We look forward to Dave starting with us in the beginning of January. He comes from Coolmore and has spent plenty of time in Fethard where I was about 12 years ago, which feels like ages if I think about it.


He was strongly recommended to myself by my good friend Tom O Brien (the one with a hand on his head on the pic below) who is now one of the main surgeons for Ballydoyle. It is a small world as me and Tom lived in the same dive of a house when we were students / interns in Kentucky: he was an intern, I was a shy Italian student with limited spoken English, even less than now! Him and another Irish intern called Howard Kenny (the one on the right of the pic) looked after myself whilst there and we became good friends, in fact if I think about it now, they probably were part of the reasons why I got employed at Hagyards Kentucky back in the days!

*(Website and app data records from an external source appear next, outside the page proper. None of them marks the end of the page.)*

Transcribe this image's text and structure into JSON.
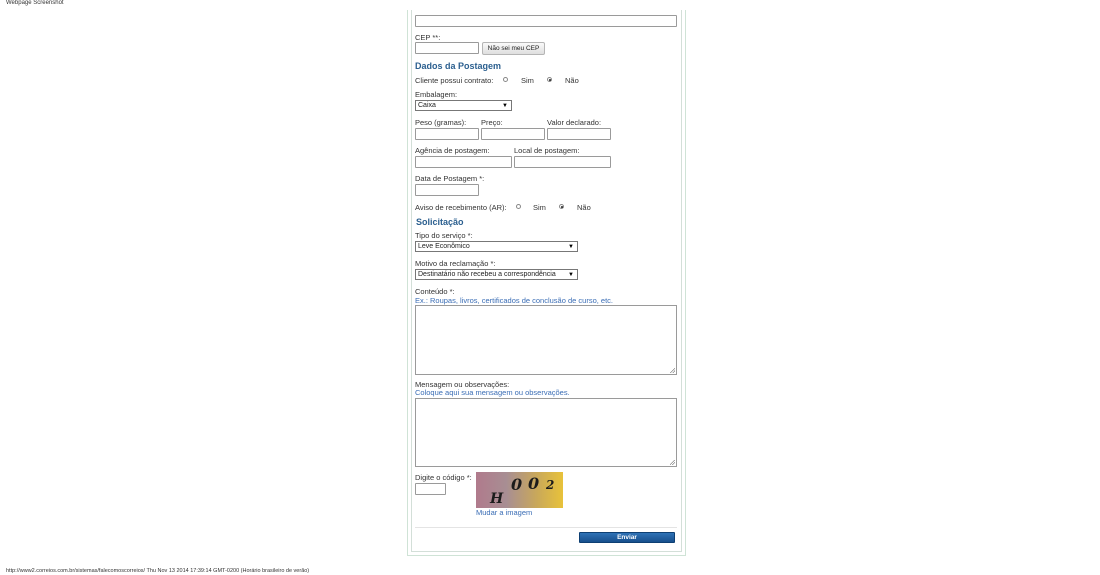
{
  "screenshot": {
    "title": "Webpage Screenshot"
  },
  "footer": {
    "text": "http://www2.correios.com.br/sistemas/falecomoscorreios/ Thu Nov 13 2014 17:39:14 GMT-0200 (Horário brasileiro de verão)"
  },
  "form": {
    "cep": {
      "label": "CEP **:",
      "button": "Não sei meu CEP"
    },
    "postagem": {
      "heading": "Dados da Postagem",
      "contrato": {
        "label": "Cliente possui contrato:",
        "sim": "Sim",
        "nao": "Não",
        "selected": "nao"
      },
      "embalagem": {
        "label": "Embalagem:",
        "value": "Caixa"
      },
      "peso": {
        "label": "Peso (gramas):"
      },
      "preco": {
        "label": "Preço:"
      },
      "valor": {
        "label": "Valor declarado:"
      },
      "agencia": {
        "label": "Agência de postagem:"
      },
      "local": {
        "label": "Local de postagem:"
      },
      "data": {
        "label": "Data de Postagem *:"
      },
      "aviso": {
        "label": "Aviso de recebimento (AR):",
        "sim": "Sim",
        "nao": "Não",
        "selected": "nao"
      }
    },
    "solicitacao": {
      "heading": "Solicitação",
      "tipo": {
        "label": "Tipo do serviço *:",
        "value": "Leve Econômico"
      },
      "motivo": {
        "label": "Motivo da reclamação *:",
        "value": "Destinatário não recebeu a correspondência"
      },
      "conteudo": {
        "label": "Conteúdo *:",
        "hint": "Ex.: Roupas, livros, certificados de conclusão de curso, etc."
      },
      "mensagem": {
        "label": "Mensagem ou observações:",
        "hint": "Coloque aqui sua mensagem ou observações."
      }
    },
    "captcha": {
      "label": "Digite o código *:",
      "chars": [
        "H",
        "0",
        "0",
        "2"
      ],
      "change_link": "Mudar a imagem"
    },
    "submit": "Enviar"
  },
  "icons": {
    "dropdown": "chevron-down-icon",
    "resize": "resize-handle-icon"
  }
}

Anyway Dave came for an interview literally out of the blue: Tom texted me saying he was “worth hiring”. Then I get a phone call saying (to be read with a strong Irish accent) “hey I’m in England anyway in a weeks time, should I come have a look around?” to which I replied “sure why not, meet me 6am at the office”.


Dave was actually on time, and proceeded to chat away about horses and rugby for the following 2h until we made it to Cheshire; we then found out he’s got a virtually identical twin (from a different mother and a different father) working in the UK at McCain’s. Anyway Tom was right, he was worth hiring so we hired him! He’ll become a familiar face to all of you fairly quickly I’m sure. He will be based in the Cotswold of course but will surely spend some time near Cardiff as his girlfriend lives there so perhaps this would be a good opportunity to develop a patch of clients in that direction.


We are still looking for one more vet to come and join us. Vet market has really changed since corporatisation became widespread. Brexit had an impact too - I used to get Euro applicants all time, whilst now the number has dropped significantly probably due to immigration restrictions/visas etc.


Being an immigrant/human myself really and highly valuing the importance of having an international team, where everyone brings in a different way to skin a cat, it’s a shame to now have such limitations impacting not only the vet market, but may other trades. Furthermore I don’t want to be the only one with a funny accent anymore, “me good speaks Englis”.